[UPDATE] with the announced Hitachi Deskstar 7K4000 4000GB(4TB), 5K4000 as well as the 4TB Seagate Barracuda XT a total of 24TB could be reached when modding the Promise Pegasus just replacing the 2TB drives it comes with. 5TB HDDs are reported arriving in January 2012. Read our updated Article: Caution with Promise Pegasus Thunderbolt RAID 6x3TB (18TB) or 6x4TB (24TB) modification. 6x5TB (30TB) possible as of January 2012?
The Promise Pegasus is the most "promising" hardware for enthusiasts and pro users, since it offers really fast transfer speeds, even topping the OCZ Vertex 3 SATA 6Gbps internal SSD on Macbook Pro computers.
Delivering over 800MB/s of disk performance, Pegasus is compatible with Mac systems with Thunderbolt
Compare the Promise Pegasus R4 (4x 2TB) and the Promise Pegasus R6 (8x 2TB). Of course, if you want to pimp your pegasus, you can replace the internal drives with different ones.
Internally Promise uses a PMC Sierra PM8011 8-port SAS-2 RAID controller. This is an 8-lane PCIe Gen 2 controller with eight SAS/SATA 6Gbps ports. On the R6 obviously only six of those ports are functional. The PM8011 has an embedded 600MHz MIPS processor and is paired with 512MB of DDR2-533. (via Anandtech)
Possible replacements and hacks for the Promise Pegasus:

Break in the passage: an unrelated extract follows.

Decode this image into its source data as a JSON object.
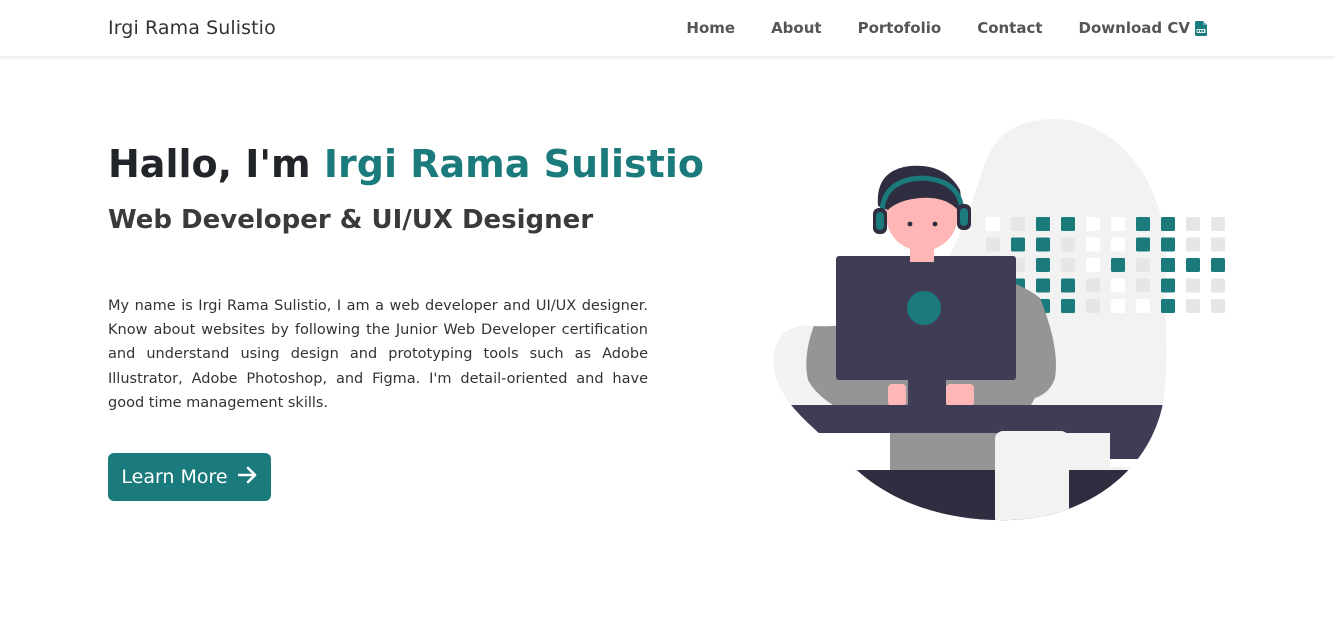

* replace the internal hard drives with SSD drives: at the current date this still has stability issues. We are waiting for updated drivers or a response from Pegasus about the current freezes and issues with SSD drives. If you really have to test it out, make sure you get 6Gbps SSD drives. 2.5inch drives will also fit in the caddy.
* replacing the internal drives with 3TB drives: this is a confirmed and stable way of pimping your pegasus drives. Pegasus comes with 2TB Hitachi Deskstar 7K3000 drives, so make sure you are getting 3TB drives from the same brand. We can recommend the Hitachi 3TB 7200RPM drive, but also we can confirm the Pegasus runs with the Western Digital 3 TB SATA II Intellipower 64 MB Cache Bulk/OEM Desktop Hard Drive and the SEAGATE Barracuda XT 3 TB SATA 6.0 Gb-s 64 MB Cache. Just keep in mind, not to mix up brands: you should get 6 times the same hard disk for the most stable system.
* replacing the internal drives with SAS 6Gbps Hard Disks: while this would render the promise pegasus a real pro system that is rock stable, drives should be used, that offer a compatible SAS-connector. Since SAS-drives are generally compatible to SATA-connectors, we can generally recommend the Seagate Constellation ES.2 3 TB Internal Hard Drive SAS 600 7200rpm 64MB
Conclusio: The Promise Pegasus is a fast solution for great read/write speed plus the extra feature of having the possibility to daisy-chain more Pegasus devices together, to increase the space when needed. Compared to the Data Robotics DROBO PRO System, it only offers 1-drive fail (1 drive can get corrupted, if 2 fail your data is lost) while the DROBO offers dual drive redundancy. Also, the DROBO PRO supports different sized drives, while you can only put drives of the same size (and it is recommended to also only use the exact same drive models) in the Promise Pegasus.
Overall, nanofunk is recommending the Pegasus R4 and R6, because of its faster speed and possibilty to enhance the system. Since we had our DROBO PRO replaced twice (the unit itself was faulty) we are currently fully in favor of the Promise Pegasus.